Urbach expresses concern that the same story is happening again, this time with neonicotinoids. Neonics can actually be beneficial to the environment compared to other pesticides, as they can be applied in a very targeted and specific way, thereby reducing harm to non-target insects and reducing the overall amount of pesticide used. And as for the bees they re doing just great. Yet, environmental groups are still adamantly against neonics. Banning this pesticide would cause detrimental effects to farmers, as the prospect of an effective replacement for neonics coming along any time soon is thus faint. Farmers would instead have to resort to older, more harmful pesticides.

The article concludes, In the face of increasingly shrill calls for the banning of neonics, regulators in Europe and the United States must take a long, sober look at the evidence of harm, or lack thereof, and rule in favour of sound science. The alternative is to give into activist pressure and repeat the sorry history of anti-DDT campaigns, something people in developing countries are still paying for.

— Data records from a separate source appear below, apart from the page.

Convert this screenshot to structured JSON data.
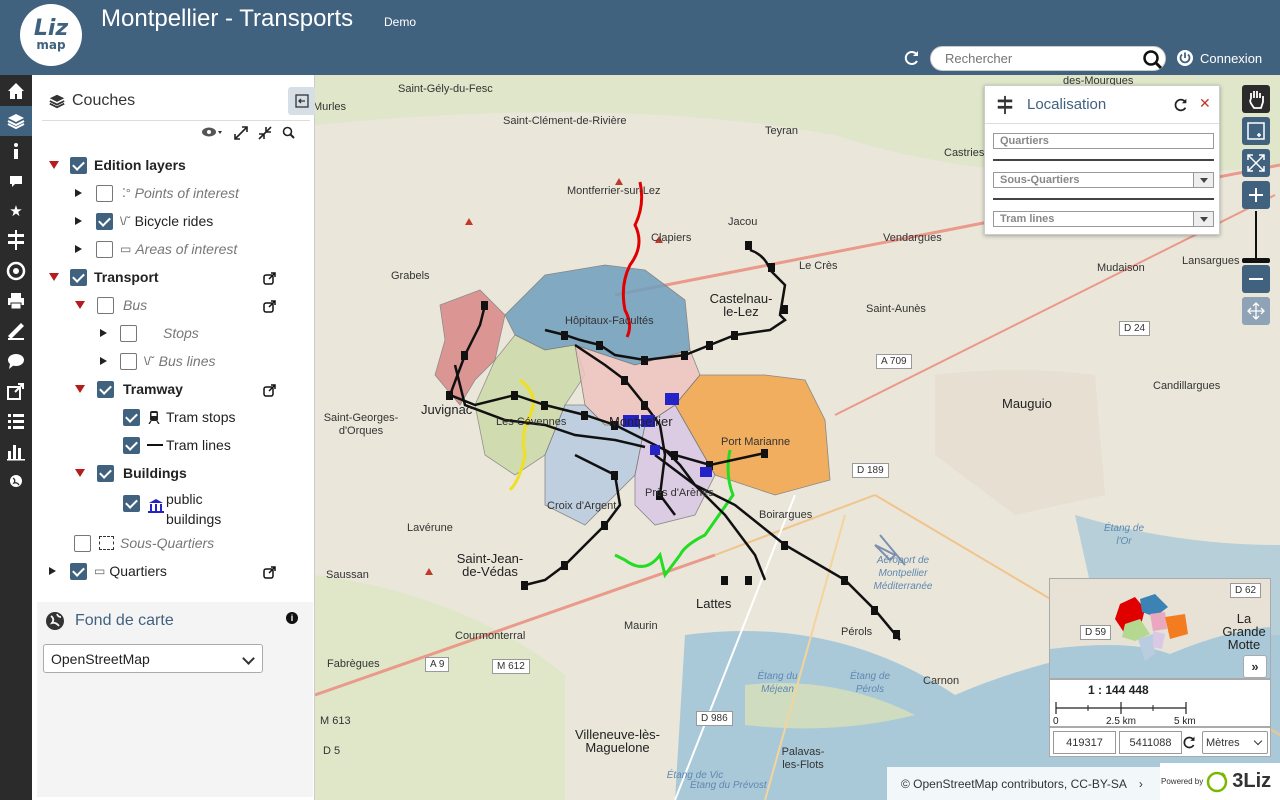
{
  "header": {
    "title": "Montpellier - Transports",
    "subtitle": "Demo",
    "logo_top": "Liz",
    "logo_bottom": "map",
    "search_placeholder": "Rechercher",
    "login_label": "Connexion"
  },
  "menu": {
    "items": [
      "home-icon",
      "layers-icon",
      "info-icon",
      "comment-icon",
      "star-icon",
      "location-icon",
      "target-icon",
      "print-icon",
      "measure-icon",
      "chat-icon",
      "share-icon",
      "list-icon",
      "chart-icon",
      "globe-icon"
    ],
    "active": "layers-icon"
  },
  "layers_panel": {
    "title": "Couches",
    "layers": [
      {
        "label": "Edition layers",
        "checked": true,
        "expanded": true
      },
      {
        "label": "Points of interest",
        "checked": false,
        "expanded": false
      },
      {
        "label": "Bicycle rides",
        "checked": true,
        "expanded": false
      },
      {
        "label": "Areas of interest",
        "checked": false,
        "expanded": false
      },
      {
        "label": "Transport",
        "checked": true,
        "expanded": true
      },
      {
        "label": "Bus",
        "checked": false,
        "expanded": true
      },
      {
        "label": "Stops",
        "checked": false,
        "expanded": false
      },
      {
        "label": "Bus lines",
        "checked": false,
        "expanded": false
      },
      {
        "label": "Tramway",
        "checked": true,
        "expanded": true
      },
      {
        "label": "Tram stops",
        "checked": true
      },
      {
        "label": "Tram lines",
        "checked": true
      },
      {
        "label": "Buildings",
        "checked": true,
        "expanded": true
      },
      {
        "label": "public buildings",
        "checked": true
      },
      {
        "label": "Sous-Quartiers",
        "checked": false
      },
      {
        "label": "Quartiers",
        "checked": true,
        "expanded": false
      }
    ]
  },
  "basemap": {
    "title": "Fond de carte",
    "info_label": "i",
    "selected": "OpenStreetMap"
  },
  "localisation": {
    "title": "Localisation",
    "fields": [
      "Quartiers",
      "Sous-Quartiers",
      "Tram lines"
    ]
  },
  "map": {
    "places": [
      "Saint-Gély-du-Fesc",
      "Saint-Clément-de-Rivière",
      "Teyran",
      "Castries",
      "Montferrier-sur-Lez",
      "Clapiers",
      "Jacou",
      "Vendargues",
      "Grabels",
      "Le Crès",
      "Castelnau-le-Lez",
      "Hôpitaux-Facultés",
      "Saint-Aunès",
      "Mudaison",
      "Lansargues",
      "Juvignac",
      "Saint-Georges-d'Orques",
      "Les Cévennes",
      "Montpellier",
      "Port Marianne",
      "Mauguio",
      "Candillargues",
      "Croix d'Argent",
      "Près d'Arènes",
      "Boirargues",
      "Lavérune",
      "Saint-Jean-de-Védas",
      "Saussan",
      "Lattes",
      "Maurin",
      "Fabrègues",
      "Pérols",
      "Carnon",
      "Villeneuve-lès-Maguelone",
      "Palavas-les-Flots",
      "Étang de l'Or",
      "Aéroport de Montpellier Méditerranée",
      "Étang du Méjean",
      "Étang de Pérols",
      "Étang de Vic",
      "Étang du Prévost",
      "La Grande Motte",
      "des-Mourgues",
      "Murles",
      "Courmonterral"
    ],
    "roads": [
      "A 709",
      "D 24",
      "D 189",
      "A 9",
      "M 612",
      "D 986",
      "D 5",
      "M 613",
      "D 59",
      "D 62"
    ]
  },
  "overview": {
    "toggle": "»",
    "scale_label": "1 : 144 448",
    "scale_ticks": [
      "0",
      "2.5 km",
      "5 km"
    ],
    "coord_x": "419317",
    "coord_y": "5411088",
    "unit": "Mètres"
  },
  "footer": {
    "attribution": "© OpenStreetMap contributors, CC-BY-SA",
    "attribution_arrow": "›",
    "powered_by": "Powered by",
    "brand": "3Liz"
  },
  "colors": {
    "header": "#41627f",
    "menu": "#2b2b2b",
    "accent": "#41627f"
  }
}
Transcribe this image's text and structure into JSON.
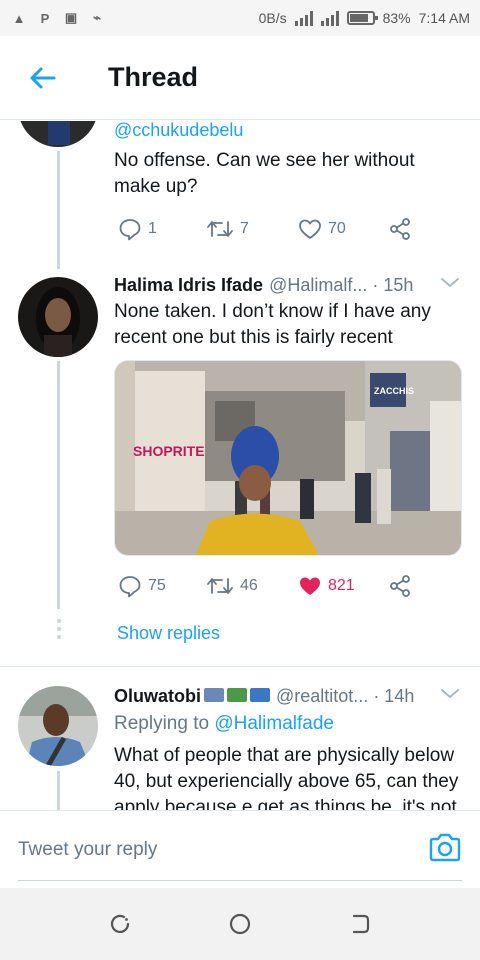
{
  "status_bar": {
    "speed": "0B/s",
    "battery": "83%",
    "time": "7:14 AM"
  },
  "header": {
    "title": "Thread"
  },
  "tweets": [
    {
      "username_link": "@cchukudebelu",
      "text": "No offense. Can we see her without make up?",
      "replies": "1",
      "retweets": "7",
      "likes": "70"
    },
    {
      "name": "Halima Idris Ifade",
      "handle": "@Halimalf...",
      "time": "· 15h",
      "text": "None taken. I don’t know if I have any recent one but this is fairly recent",
      "media_caption": "SHOPRITE",
      "media_sign": "ZACCHIS",
      "replies": "75",
      "retweets": "46",
      "likes": "821"
    },
    {
      "name": "Oluwatobi",
      "handle": "@realtitot...",
      "time": "· 14h",
      "replying_label": "Replying to",
      "replying_to": "@Halimalfade",
      "text": "What of people that are physically below 40, but experiencially above 65, can they apply because e get as things be, it's not"
    }
  ],
  "show_replies": "Show replies",
  "composer": {
    "placeholder": "Tweet your reply"
  },
  "colors": {
    "accent": "#1da1f2",
    "like": "#e0245e",
    "muted": "#657786"
  }
}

ACSH s Dr. Gil Ross, who has studied the effects of DDT on anopheles mosquitoes and the horrendous toll that the antipathy towards DDT has caused for impoverished residents of malarial regions, had this comment: While the so-called environmentalist opposition to chemicals and pesticides of all types must be identified for the tripe and agenda it actually is, and without denigrating the importance of neonics, there is no need to compare this important pesticide to DDT. The loss of DDT has led directly to millions of needless deaths, mainly among infants, toddlers and pregnant women, most susceptible to the ravages of malaria. But the propaganda against neonics is a stark reminder that those who oppose technology and progress will never give up their crusade, no matter the human toll of their harmful agendas.